State the number of lines in these records that include the word "DRIVING", and add nothing to it.

*Material provided*:
[Start of Attachment]

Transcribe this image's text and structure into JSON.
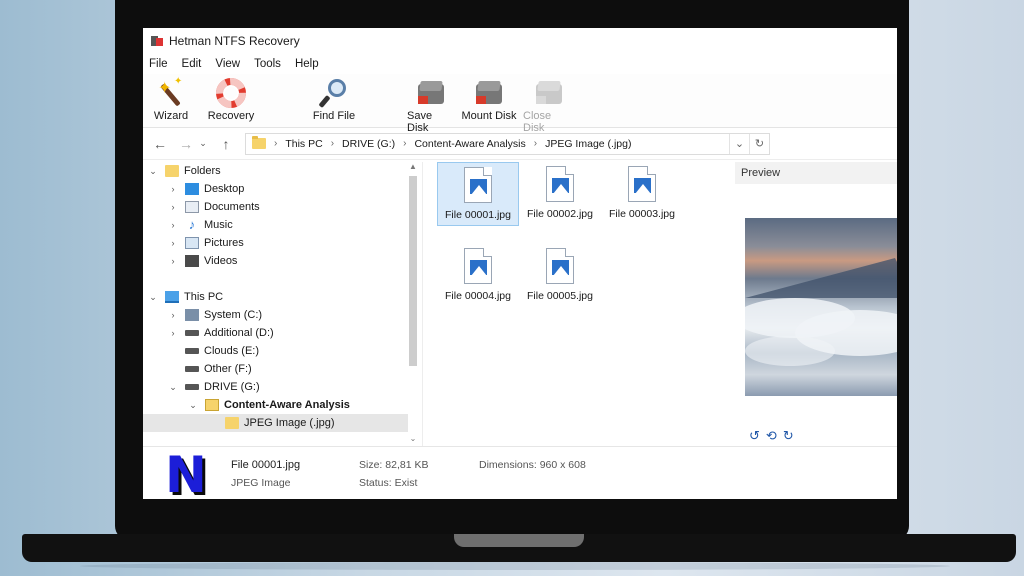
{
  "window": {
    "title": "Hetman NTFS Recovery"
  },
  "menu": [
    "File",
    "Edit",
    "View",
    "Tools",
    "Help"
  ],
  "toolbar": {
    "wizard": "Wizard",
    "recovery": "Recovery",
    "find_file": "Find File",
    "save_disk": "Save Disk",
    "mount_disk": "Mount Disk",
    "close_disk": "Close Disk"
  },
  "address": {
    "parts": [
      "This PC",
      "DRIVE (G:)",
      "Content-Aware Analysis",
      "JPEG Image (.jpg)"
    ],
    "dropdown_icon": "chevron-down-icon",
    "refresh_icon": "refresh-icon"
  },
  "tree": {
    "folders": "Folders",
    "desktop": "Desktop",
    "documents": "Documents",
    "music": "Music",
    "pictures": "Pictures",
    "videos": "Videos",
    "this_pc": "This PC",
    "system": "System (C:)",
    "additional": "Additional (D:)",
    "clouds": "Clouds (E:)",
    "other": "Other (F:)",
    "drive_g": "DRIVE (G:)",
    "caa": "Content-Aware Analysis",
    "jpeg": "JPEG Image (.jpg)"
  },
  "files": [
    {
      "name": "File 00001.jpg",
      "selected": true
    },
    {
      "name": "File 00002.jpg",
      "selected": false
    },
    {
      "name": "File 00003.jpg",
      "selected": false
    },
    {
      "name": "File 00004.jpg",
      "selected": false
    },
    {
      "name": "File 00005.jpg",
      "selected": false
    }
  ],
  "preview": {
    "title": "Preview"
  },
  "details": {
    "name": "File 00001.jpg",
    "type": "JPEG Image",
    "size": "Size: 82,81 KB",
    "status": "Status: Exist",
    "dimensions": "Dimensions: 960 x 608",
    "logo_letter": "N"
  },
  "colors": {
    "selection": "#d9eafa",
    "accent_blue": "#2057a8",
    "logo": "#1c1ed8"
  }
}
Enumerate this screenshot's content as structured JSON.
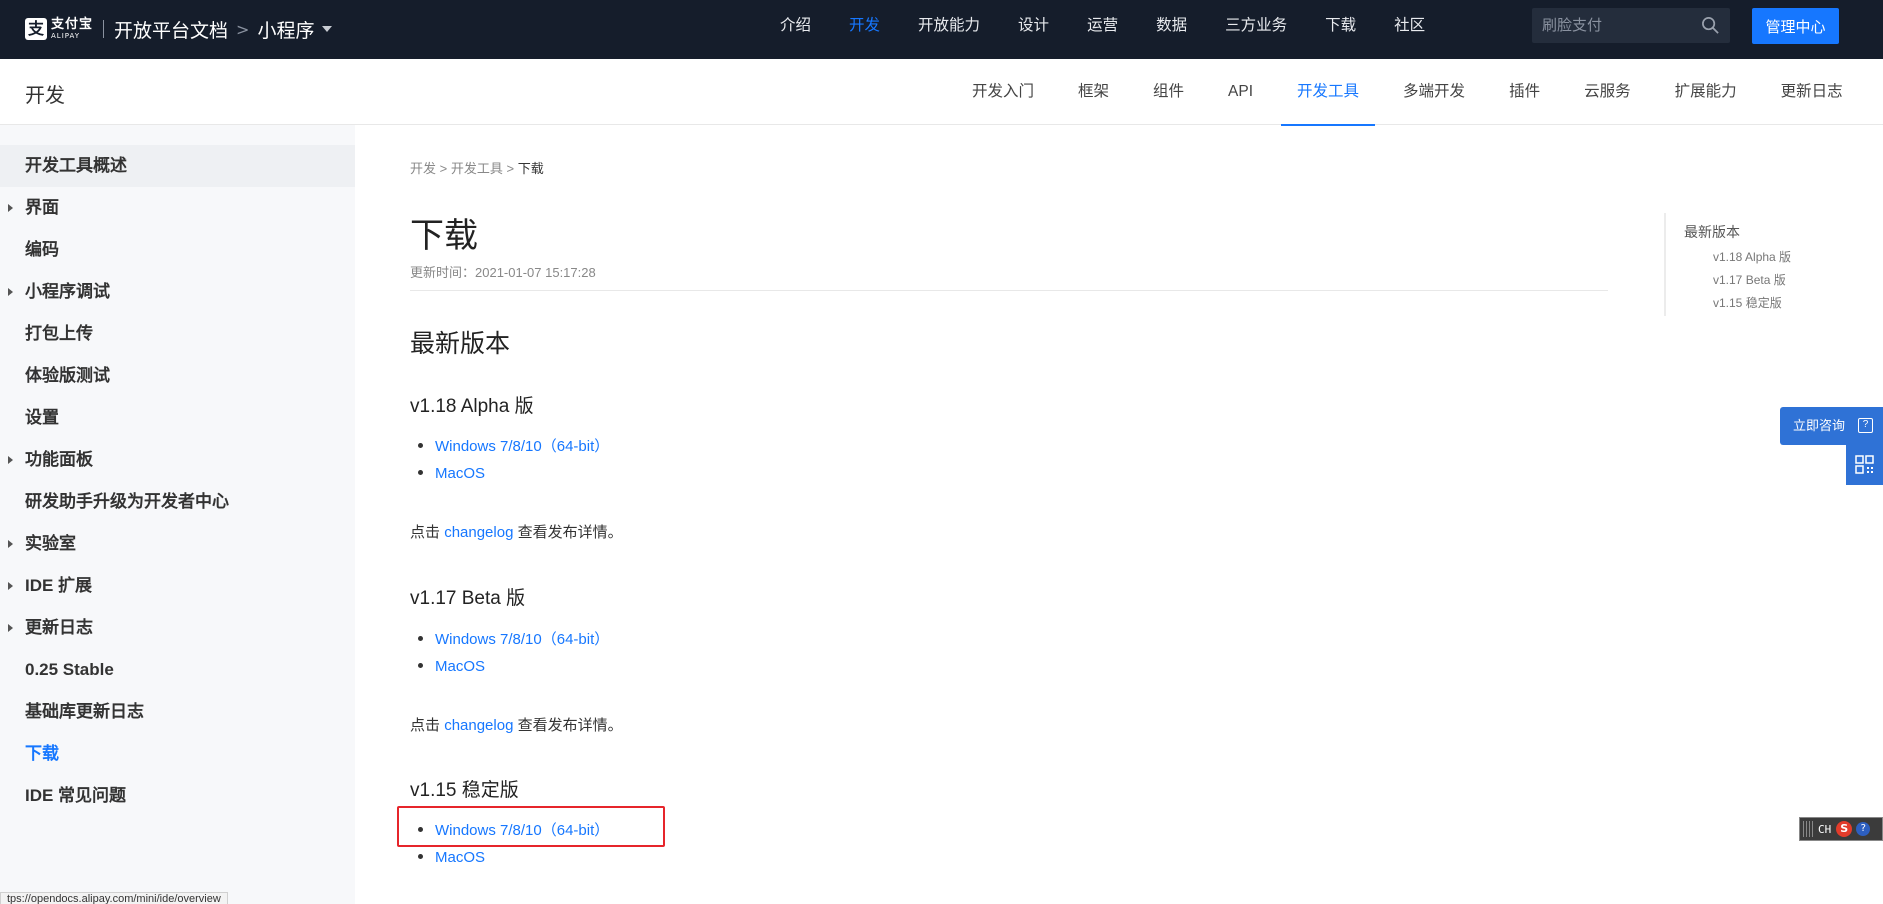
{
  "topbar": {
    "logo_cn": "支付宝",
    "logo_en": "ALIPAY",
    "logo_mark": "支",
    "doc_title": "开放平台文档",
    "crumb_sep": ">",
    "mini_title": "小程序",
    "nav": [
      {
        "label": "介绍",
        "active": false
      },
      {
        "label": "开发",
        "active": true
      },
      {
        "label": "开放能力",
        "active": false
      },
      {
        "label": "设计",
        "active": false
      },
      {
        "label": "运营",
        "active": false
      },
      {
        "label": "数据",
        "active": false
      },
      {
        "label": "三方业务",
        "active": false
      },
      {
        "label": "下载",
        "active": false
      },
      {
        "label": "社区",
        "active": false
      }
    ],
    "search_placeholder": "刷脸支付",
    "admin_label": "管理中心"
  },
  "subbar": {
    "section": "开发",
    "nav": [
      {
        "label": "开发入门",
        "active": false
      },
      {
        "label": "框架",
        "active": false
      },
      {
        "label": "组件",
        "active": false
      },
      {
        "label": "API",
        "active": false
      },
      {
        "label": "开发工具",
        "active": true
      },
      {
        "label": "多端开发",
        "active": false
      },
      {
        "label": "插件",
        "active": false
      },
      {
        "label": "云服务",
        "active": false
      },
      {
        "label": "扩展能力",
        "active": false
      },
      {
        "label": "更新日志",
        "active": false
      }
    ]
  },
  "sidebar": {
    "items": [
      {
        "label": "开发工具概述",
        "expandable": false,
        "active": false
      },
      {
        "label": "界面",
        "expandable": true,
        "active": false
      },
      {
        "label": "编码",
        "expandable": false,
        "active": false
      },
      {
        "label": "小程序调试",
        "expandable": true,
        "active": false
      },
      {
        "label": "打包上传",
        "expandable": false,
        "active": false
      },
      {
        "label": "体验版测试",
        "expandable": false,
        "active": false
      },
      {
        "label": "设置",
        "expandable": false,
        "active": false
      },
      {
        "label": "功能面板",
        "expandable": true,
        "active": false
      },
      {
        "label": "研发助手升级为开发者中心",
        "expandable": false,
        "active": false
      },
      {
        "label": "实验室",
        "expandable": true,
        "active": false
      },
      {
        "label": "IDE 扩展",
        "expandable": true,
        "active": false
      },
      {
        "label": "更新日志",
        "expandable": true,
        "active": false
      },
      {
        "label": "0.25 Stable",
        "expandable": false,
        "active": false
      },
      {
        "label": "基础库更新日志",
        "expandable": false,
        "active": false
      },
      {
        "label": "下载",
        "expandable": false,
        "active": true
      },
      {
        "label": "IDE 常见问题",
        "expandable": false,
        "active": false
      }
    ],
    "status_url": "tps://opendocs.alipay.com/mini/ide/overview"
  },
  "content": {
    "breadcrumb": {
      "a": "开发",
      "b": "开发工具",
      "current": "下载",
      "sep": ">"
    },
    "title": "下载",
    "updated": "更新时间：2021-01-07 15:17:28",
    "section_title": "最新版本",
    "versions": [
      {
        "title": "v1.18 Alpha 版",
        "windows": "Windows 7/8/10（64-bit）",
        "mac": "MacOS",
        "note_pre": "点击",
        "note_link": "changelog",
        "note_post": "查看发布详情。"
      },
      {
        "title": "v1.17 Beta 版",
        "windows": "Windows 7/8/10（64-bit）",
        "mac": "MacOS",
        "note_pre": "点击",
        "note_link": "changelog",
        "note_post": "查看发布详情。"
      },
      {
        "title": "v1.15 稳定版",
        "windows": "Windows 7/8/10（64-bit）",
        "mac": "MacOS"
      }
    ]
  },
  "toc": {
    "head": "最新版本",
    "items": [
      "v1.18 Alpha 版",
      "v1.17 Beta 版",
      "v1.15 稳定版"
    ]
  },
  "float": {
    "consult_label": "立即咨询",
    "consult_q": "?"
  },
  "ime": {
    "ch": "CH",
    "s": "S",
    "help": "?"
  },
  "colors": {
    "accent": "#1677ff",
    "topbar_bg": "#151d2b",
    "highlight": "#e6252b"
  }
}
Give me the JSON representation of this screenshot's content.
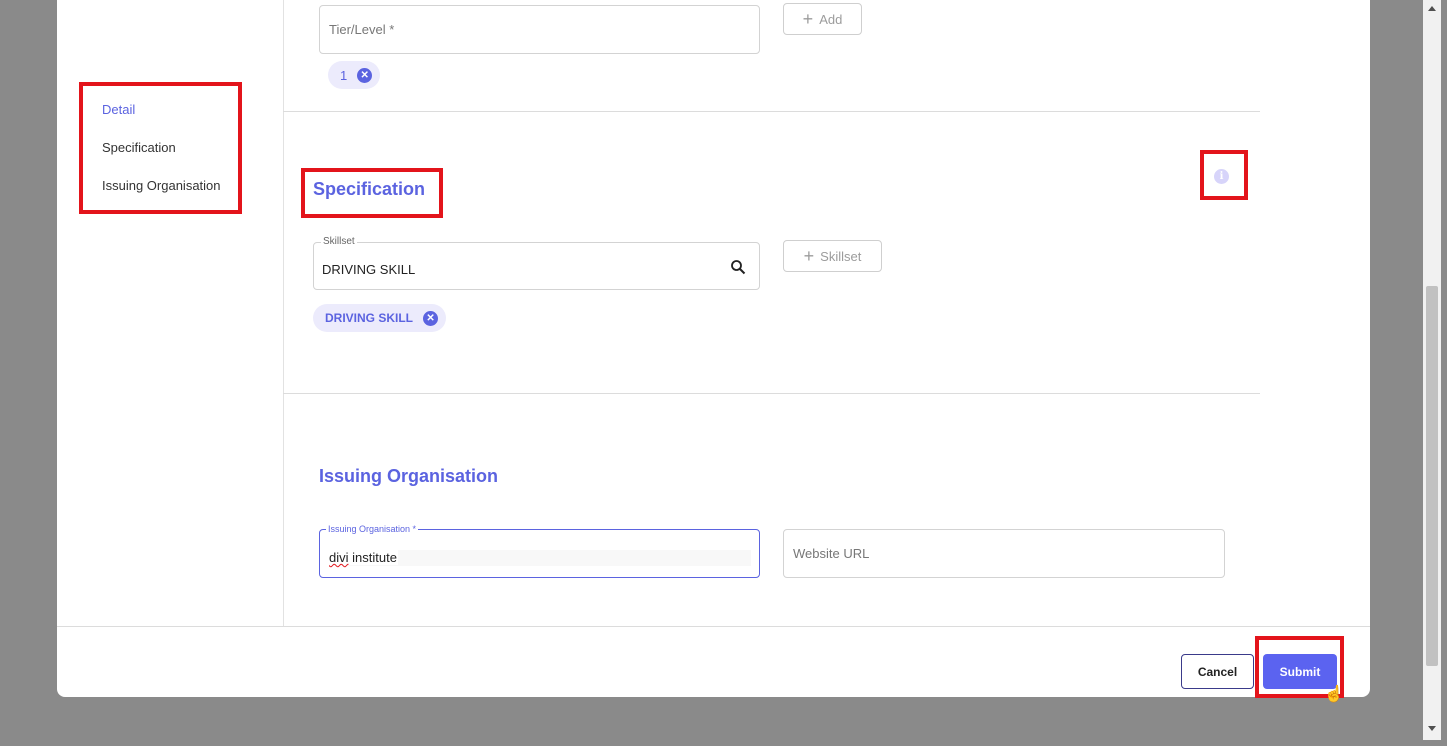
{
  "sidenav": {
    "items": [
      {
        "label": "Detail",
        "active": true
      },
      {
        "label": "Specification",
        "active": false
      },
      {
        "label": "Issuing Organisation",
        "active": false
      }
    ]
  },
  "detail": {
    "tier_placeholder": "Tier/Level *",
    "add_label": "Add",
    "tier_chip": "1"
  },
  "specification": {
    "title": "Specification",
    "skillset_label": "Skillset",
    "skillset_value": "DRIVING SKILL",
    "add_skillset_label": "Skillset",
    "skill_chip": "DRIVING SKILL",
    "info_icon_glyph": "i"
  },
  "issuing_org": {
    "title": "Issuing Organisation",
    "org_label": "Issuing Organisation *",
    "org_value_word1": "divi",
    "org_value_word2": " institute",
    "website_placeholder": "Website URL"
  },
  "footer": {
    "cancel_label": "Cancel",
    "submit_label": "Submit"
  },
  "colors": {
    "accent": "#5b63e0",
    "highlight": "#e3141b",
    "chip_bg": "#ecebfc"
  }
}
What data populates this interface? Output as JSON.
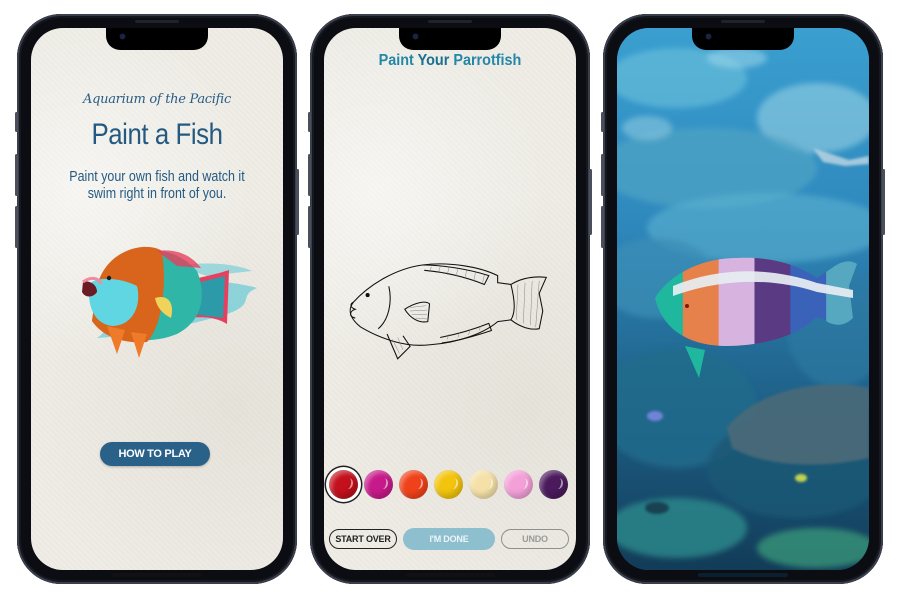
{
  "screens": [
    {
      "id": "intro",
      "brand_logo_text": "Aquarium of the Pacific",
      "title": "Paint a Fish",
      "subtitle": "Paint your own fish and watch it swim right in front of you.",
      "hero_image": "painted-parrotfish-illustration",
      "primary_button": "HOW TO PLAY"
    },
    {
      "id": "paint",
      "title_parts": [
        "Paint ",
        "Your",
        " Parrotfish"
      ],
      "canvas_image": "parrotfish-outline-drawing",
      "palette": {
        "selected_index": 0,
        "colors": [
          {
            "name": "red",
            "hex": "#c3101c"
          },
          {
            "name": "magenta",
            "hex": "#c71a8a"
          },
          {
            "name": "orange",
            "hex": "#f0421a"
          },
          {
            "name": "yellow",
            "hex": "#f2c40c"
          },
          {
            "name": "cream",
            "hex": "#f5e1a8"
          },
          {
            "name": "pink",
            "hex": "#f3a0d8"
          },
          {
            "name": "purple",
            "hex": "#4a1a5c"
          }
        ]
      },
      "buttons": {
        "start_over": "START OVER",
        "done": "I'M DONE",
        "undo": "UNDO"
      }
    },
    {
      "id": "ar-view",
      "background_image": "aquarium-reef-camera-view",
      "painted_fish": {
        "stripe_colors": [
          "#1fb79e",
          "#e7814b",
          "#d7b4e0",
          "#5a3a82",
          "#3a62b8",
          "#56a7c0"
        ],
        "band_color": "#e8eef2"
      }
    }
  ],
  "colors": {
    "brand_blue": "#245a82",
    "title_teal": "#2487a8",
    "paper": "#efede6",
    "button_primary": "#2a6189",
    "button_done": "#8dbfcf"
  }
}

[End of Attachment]

*Response below*:
2